**Task instructions**. In how many lines of the records does the word "Project" appear? Reply with the number and nothing else.

[Start of section]

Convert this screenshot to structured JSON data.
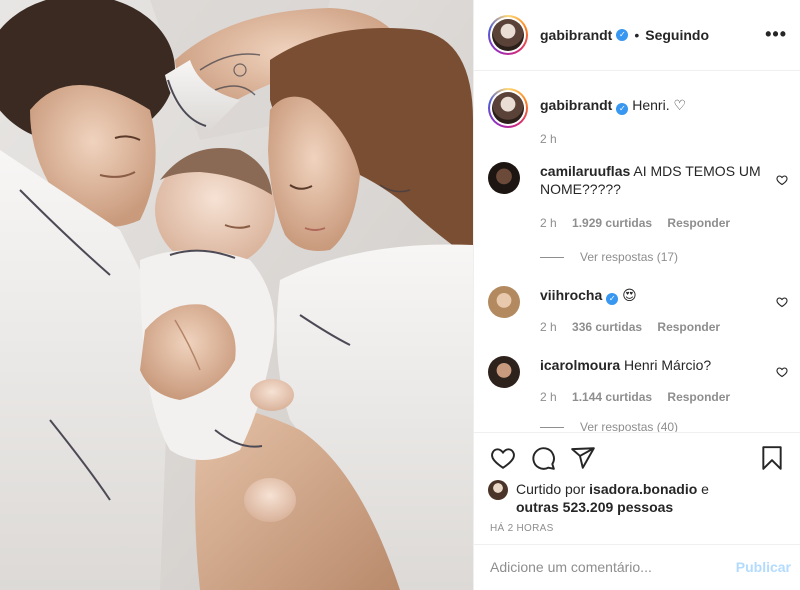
{
  "post": {
    "username": "gabibrandt",
    "follow_status": "Seguindo",
    "more_label": "•••",
    "verified_mark": "✓",
    "separator": "•"
  },
  "caption": {
    "username": "gabibrandt",
    "text": "Henri. ♡",
    "time": "2 h"
  },
  "comments": [
    {
      "username": "camilaruuflas",
      "text": "AI MDS TEMOS UM NOME?????",
      "time": "2 h",
      "likes": "1.929 curtidas",
      "reply": "Responder",
      "view_replies": "Ver respostas (17)"
    },
    {
      "username": "viihrocha",
      "verified": true,
      "text": "😍",
      "time": "2 h",
      "likes": "336 curtidas",
      "reply": "Responder"
    },
    {
      "username": "icarolmoura",
      "text": "Henri Márcio?",
      "time": "2 h",
      "likes": "1.144 curtidas",
      "reply": "Responder",
      "view_replies": "Ver respostas (40)"
    }
  ],
  "likes": {
    "prefix": "Curtido por",
    "user": "isadora.bonadio",
    "conj": "e",
    "others": "outras 523.209 pessoas"
  },
  "timestamp": "HÁ 2 HORAS",
  "add_comment": {
    "placeholder": "Adicione um comentário...",
    "publish": "Publicar"
  },
  "colors": {
    "link_blue": "#0095f6",
    "publish_disabled": "#b3dbff",
    "verified": "#3897f0",
    "muted": "#8e8e8e",
    "text": "#262626"
  },
  "icons": [
    "heart-icon",
    "comment-icon",
    "share-icon",
    "bookmark-icon",
    "more-options-icon",
    "verified-icon"
  ]
}
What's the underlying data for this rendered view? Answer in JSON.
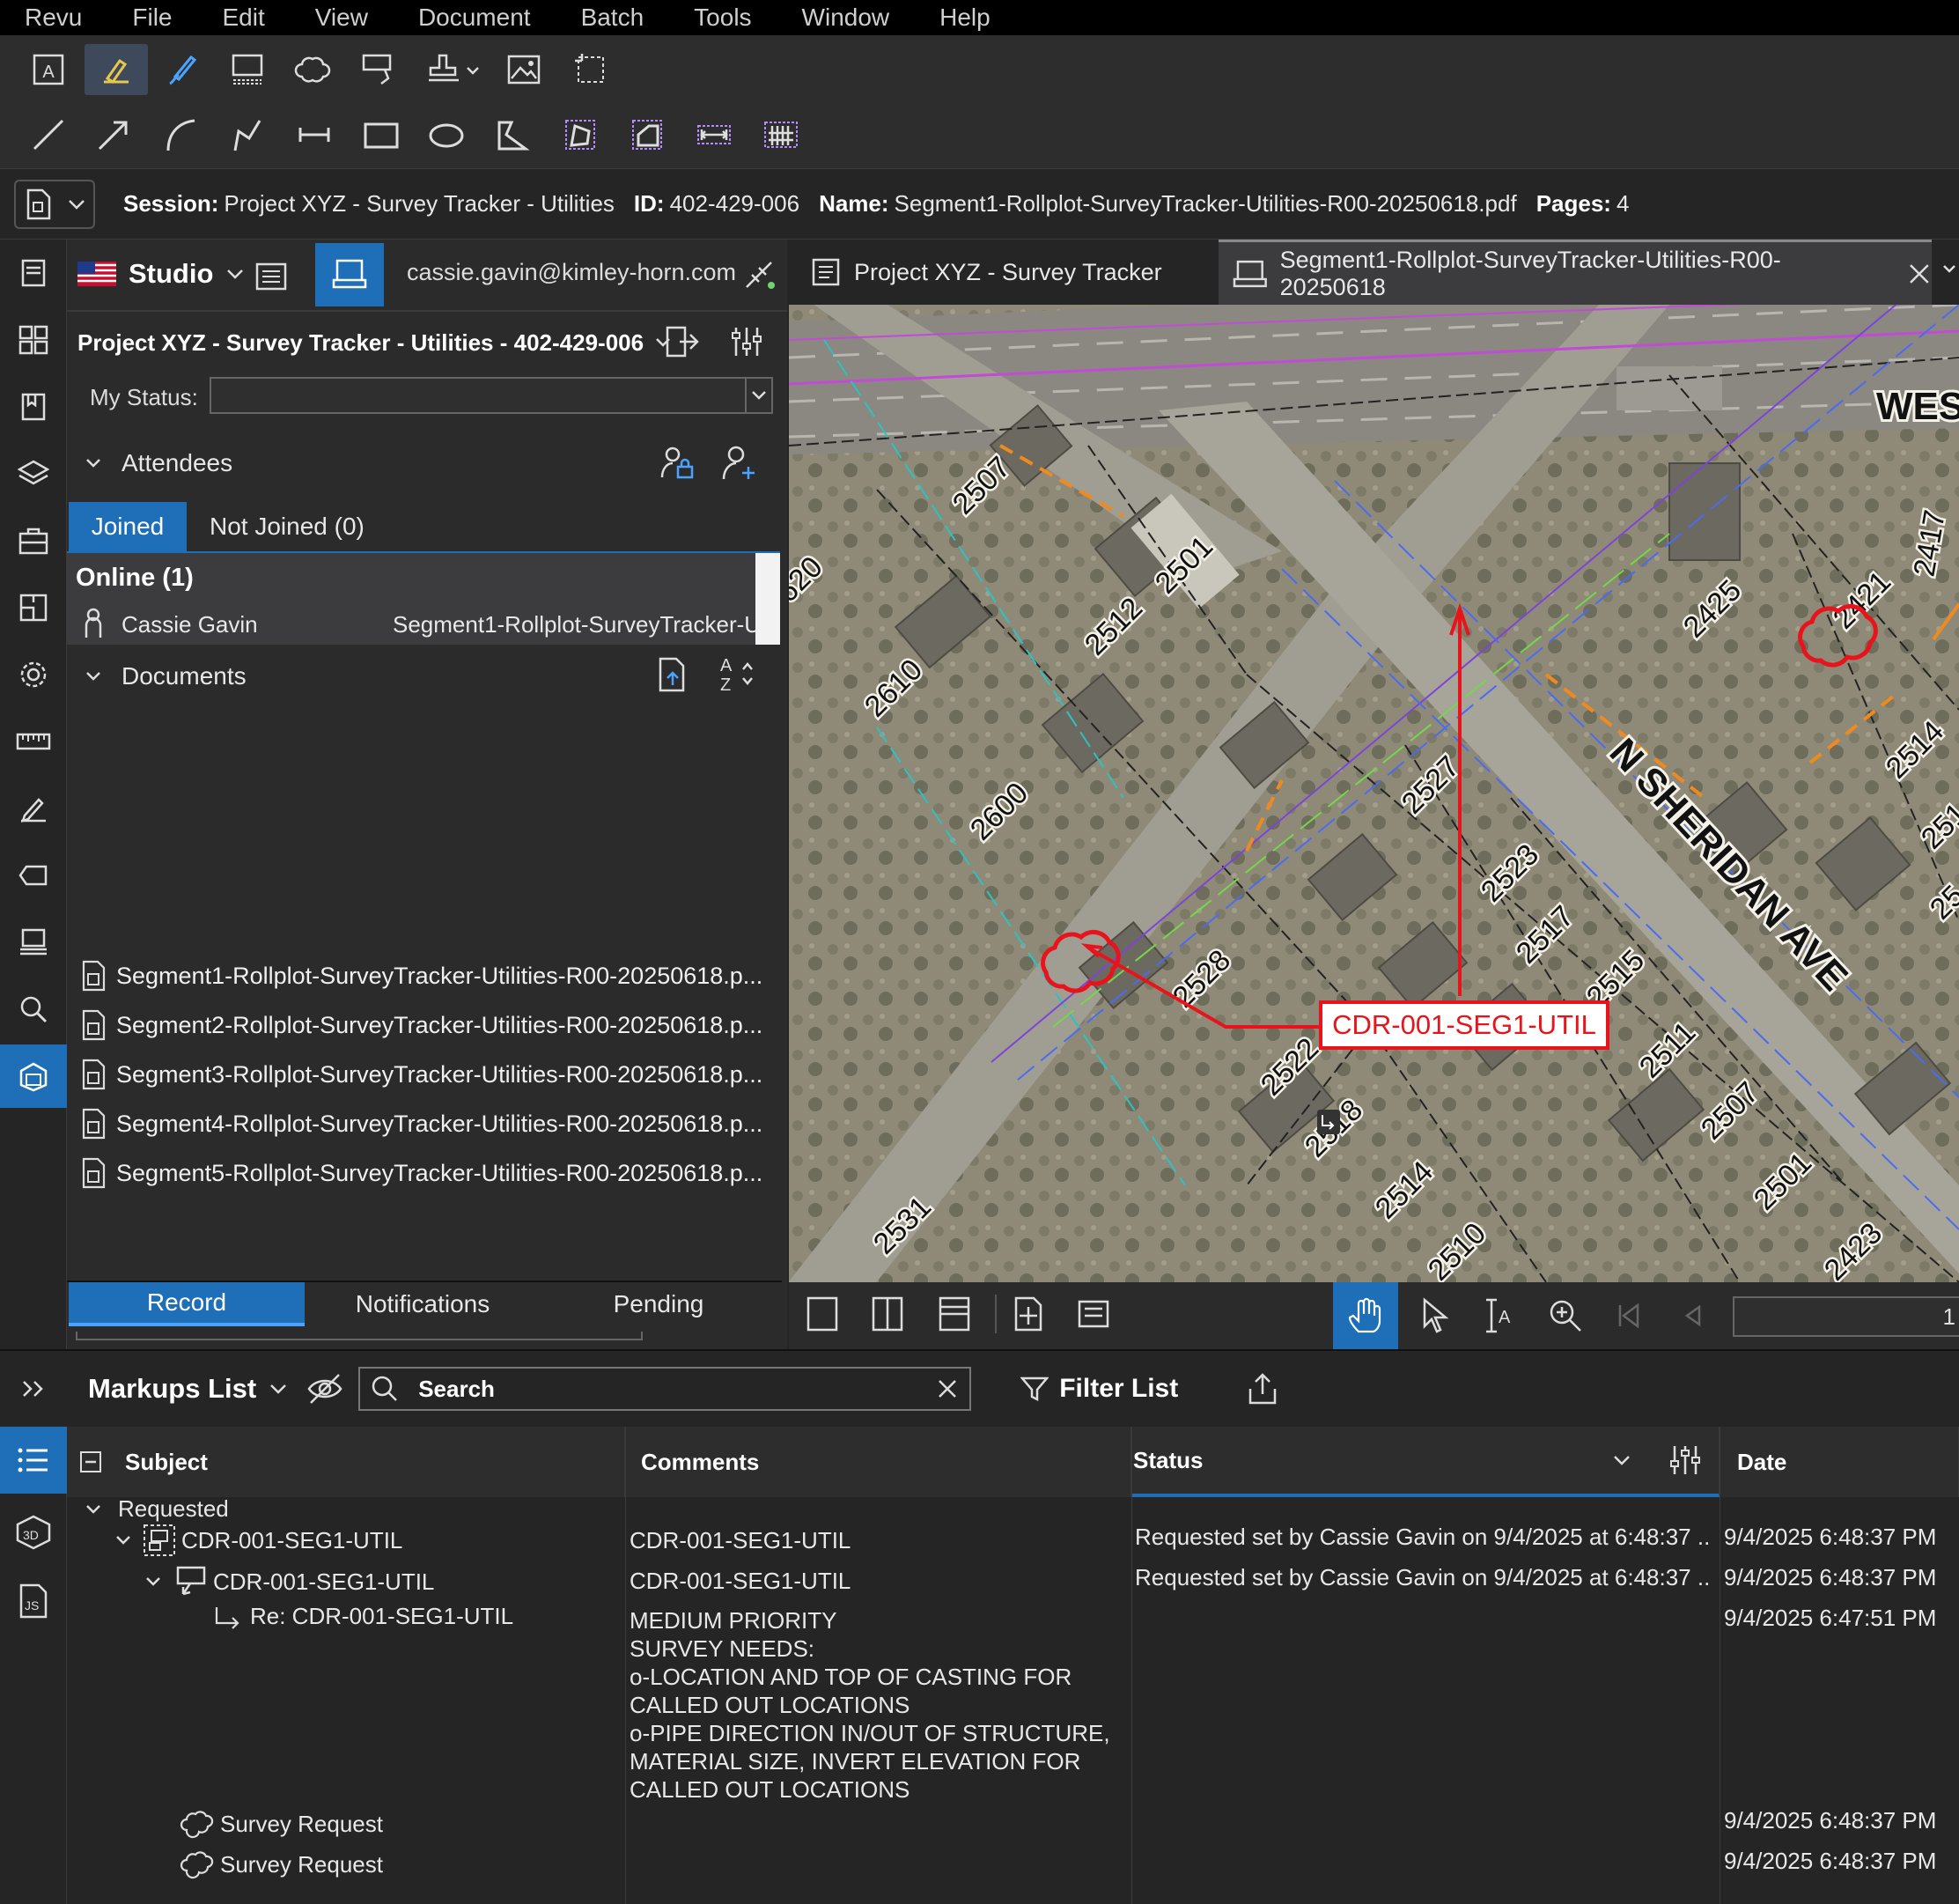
{
  "menu": [
    "Revu",
    "File",
    "Edit",
    "View",
    "Document",
    "Batch",
    "Tools",
    "Window",
    "Help"
  ],
  "info": {
    "session_label": "Session:",
    "session": "Project XYZ - Survey Tracker - Utilities",
    "id_label": "ID:",
    "id": "402-429-006",
    "name_label": "Name:",
    "name": "Segment1-Rollplot-SurveyTracker-Utilities-R00-20250618.pdf",
    "pages_label": "Pages:",
    "pages": "4"
  },
  "studio": {
    "title": "Studio",
    "user": "cassie.gavin@kimley-horn.com",
    "project": "Project XYZ - Survey Tracker - Utilities - 402-429-006",
    "my_status_label": "My Status:",
    "my_status_value": "",
    "attendees_label": "Attendees",
    "joined_tab": "Joined",
    "not_joined_tab": "Not Joined (0)",
    "online_header": "Online (1)",
    "attendee_name": "Cassie Gavin",
    "attendee_doc": "Segment1-Rollplot-SurveyTracker-U",
    "documents_label": "Documents",
    "documents": [
      "Segment1-Rollplot-SurveyTracker-Utilities-R00-20250618.p...",
      "Segment2-Rollplot-SurveyTracker-Utilities-R00-20250618.p...",
      "Segment3-Rollplot-SurveyTracker-Utilities-R00-20250618.p...",
      "Segment4-Rollplot-SurveyTracker-Utilities-R00-20250618.p...",
      "Segment5-Rollplot-SurveyTracker-Utilities-R00-20250618.p..."
    ],
    "bottom_tabs": [
      "Record",
      "Notifications",
      "Pending"
    ]
  },
  "tabs": [
    {
      "label": "Project XYZ - Survey Tracker"
    },
    {
      "label": "Segment1-Rollplot-SurveyTracker-Utilities-R00-20250618"
    }
  ],
  "map": {
    "callout": "CDR-001-SEG1-UTIL",
    "street": "N SHERIDAN AVE",
    "street2": "WES",
    "lots": [
      "2507",
      "2501",
      "2512",
      "2610",
      "2600",
      "2528",
      "2527",
      "2523",
      "2517",
      "2515",
      "2511",
      "2507",
      "2501",
      "2425",
      "2421",
      "2514",
      "2518",
      "2522",
      "2514",
      "2510",
      "2531",
      "2423",
      "620",
      "2417",
      "2514",
      "25"
    ]
  },
  "page_number": "1",
  "markups": {
    "title": "Markups List",
    "search_placeholder": "Search",
    "filter_label": "Filter List",
    "columns": [
      "Subject",
      "Comments",
      "Status",
      "Date"
    ],
    "group": "Requested",
    "rows": [
      {
        "subject": "CDR-001-SEG1-UTIL",
        "comment": "CDR-001-SEG1-UTIL",
        "status": "Requested set by Cassie Gavin on 9/4/2025 at 6:48:37 ...",
        "date": "9/4/2025 6:48:37 PM"
      },
      {
        "subject": "CDR-001-SEG1-UTIL",
        "comment": "CDR-001-SEG1-UTIL",
        "status": "Requested set by Cassie Gavin on 9/4/2025 at 6:48:37 ...",
        "date": "9/4/2025 6:48:37 PM"
      },
      {
        "subject": "Re: CDR-001-SEG1-UTIL",
        "comment_lines": [
          "MEDIUM PRIORITY",
          "SURVEY NEEDS:",
          "o-LOCATION AND TOP OF CASTING FOR",
          "CALLED OUT LOCATIONS",
          "o-PIPE DIRECTION IN/OUT OF STRUCTURE,",
          "MATERIAL SIZE, INVERT ELEVATION FOR",
          "CALLED OUT LOCATIONS"
        ],
        "status": "",
        "date": "9/4/2025 6:47:51 PM"
      },
      {
        "subject": "Survey Request",
        "comment": "",
        "status": "",
        "date": "9/4/2025 6:48:37 PM"
      },
      {
        "subject": "Survey Request",
        "comment": "",
        "status": "",
        "date": "9/4/2025 6:48:37 PM"
      }
    ]
  },
  "colors": {
    "accent": "#1e6fb8",
    "markup_red": "#e8141b",
    "bg": "#252526"
  }
}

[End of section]

**Answer to this task**. 3